Guterres said IEDs represent the greatest threat to African Union peacekeepers in both Somalia and Mali. He said mines and other explosive remnants of war hinder the mobility of UN peacekeepers in South Sudan and "new explosive threats" are emerging in Central African Republic and Congo.
The secretary-general said 164 countries are parties to the 1997 international treaty against land mines, which prohibits their use, stockpiling, production and transfers and requires their elimination.
He called for the 33 UN member states that haven't ratified it "to do so without delay."
Among the countries that have not ratified are the United States, Russia, China, North Korea, South Korea, Myanmar, Egypt, India, Pakistan, Saudi Arabia and Vietnam.
Vietnam holds the Security Council presidency and organized Thursday's virtual meeting, which was presided over by its newly named foreign minister, Bui Thanh Son.
"Every year, land mines, explosive remnants of war and improvised explosive devices claim nearly 10,000 casualties, mostly civilian, and children in conflict areas such as Afghanistan, Libya and Yemen, but also alarmingly in places like Cambodia, Laos and my own country, Vietnam, where wars ended decades ago," Bui said.
"It is a reminder of the long-lasting, destabilizing effects to post conflict peace-building and sustainable peace."
Bui said that "almost one-fifth of Vietnam's land areas are still contaminated by unexploded ordnances," and if clearance efforts continue at the current rate and with current resources it "will take another hundred years to complete."
Vikas Swarup, India's vice minister for foreign affairs, expressed deep concern that terrorist groups, including the Islamic State movement, "have resorted to land mines and IEDs
as low cost and effective options to spread terror and threaten innocent civilians.'
"We need to strongly condemn and take effective measures to combat this trend," Swarup said.
US Ambassador Linda Thomas-Greenfield noted that the Landmine Monitor's 2020 report said 5,554 people, most of them "innocent civilians," were killed or injured globally in 2019 by land mines, cluster munitions and other explosive remnants of war.
Thomas-Greenfield said US President Joe Biden "believes we need to curtail the use of land mines" and has been clear that he intends to roll back the Trump administration's policy.
The Pentagon said this week it will keep in place a Trump-era policy allowing the use of certain anti-personnel land mines that were restricted under former President Barack Obama while it conducts a review.
The Security Council adopted a presidential statement calling for enhanced international action against mines, war remnants and IEDs, particularly in conflict areas.
Council members called on all parties in armed conflicts "to end immediately and definitively any indiscriminate use of explosive devices in violation of international humanitarian law.
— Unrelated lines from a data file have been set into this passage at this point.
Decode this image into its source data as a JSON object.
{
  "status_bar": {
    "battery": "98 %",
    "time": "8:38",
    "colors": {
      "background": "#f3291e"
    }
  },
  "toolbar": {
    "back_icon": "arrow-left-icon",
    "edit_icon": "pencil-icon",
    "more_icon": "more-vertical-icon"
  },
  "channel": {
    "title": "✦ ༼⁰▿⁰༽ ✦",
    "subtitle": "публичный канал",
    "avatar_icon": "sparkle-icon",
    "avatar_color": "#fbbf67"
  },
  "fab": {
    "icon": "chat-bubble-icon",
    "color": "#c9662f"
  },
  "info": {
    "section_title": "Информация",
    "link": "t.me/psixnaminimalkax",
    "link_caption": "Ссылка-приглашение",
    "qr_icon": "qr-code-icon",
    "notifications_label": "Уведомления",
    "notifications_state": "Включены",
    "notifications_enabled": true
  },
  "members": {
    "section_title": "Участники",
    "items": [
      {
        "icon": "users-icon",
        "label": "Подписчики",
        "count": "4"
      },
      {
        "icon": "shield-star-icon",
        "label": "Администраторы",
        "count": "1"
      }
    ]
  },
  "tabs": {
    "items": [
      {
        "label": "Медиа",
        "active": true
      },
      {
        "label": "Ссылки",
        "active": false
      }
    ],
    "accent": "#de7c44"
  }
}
(Only the headline and picture of this report may have been reworked by the Business Standard staff; the rest of the content is auto-generated from a syndicated feed.)
Business Standard has always strived hard to provide up-to-date information and commentary on developments that are of interest to you and have wider political and economic implications for the country and the world. Your encouragement and constant feedback on how to improve our offering have only made our resolve and commitment to these ideals stronger. Even during these difficult times arising out of Covid-19, we continue to remain committed to keeping you informed and updated with credible news, authoritative views and incisive commentary on topical issues of relevance.
We, however, have a request.
As we battle the economic impact of the pandemic, we need your support even more, so that we can continue to offer you more quality content. Our subscription model has seen an encouraging response from many of you, who have subscribed to our online content. More subscription to our online content can only help us achieve the goals of offering you even better and more relevant content. We believe in free, fair and credible journalism. Your support through more subscriptions can help us practise the journalism to which we are committed.
Support quality journalism and subscribe to Business Standard.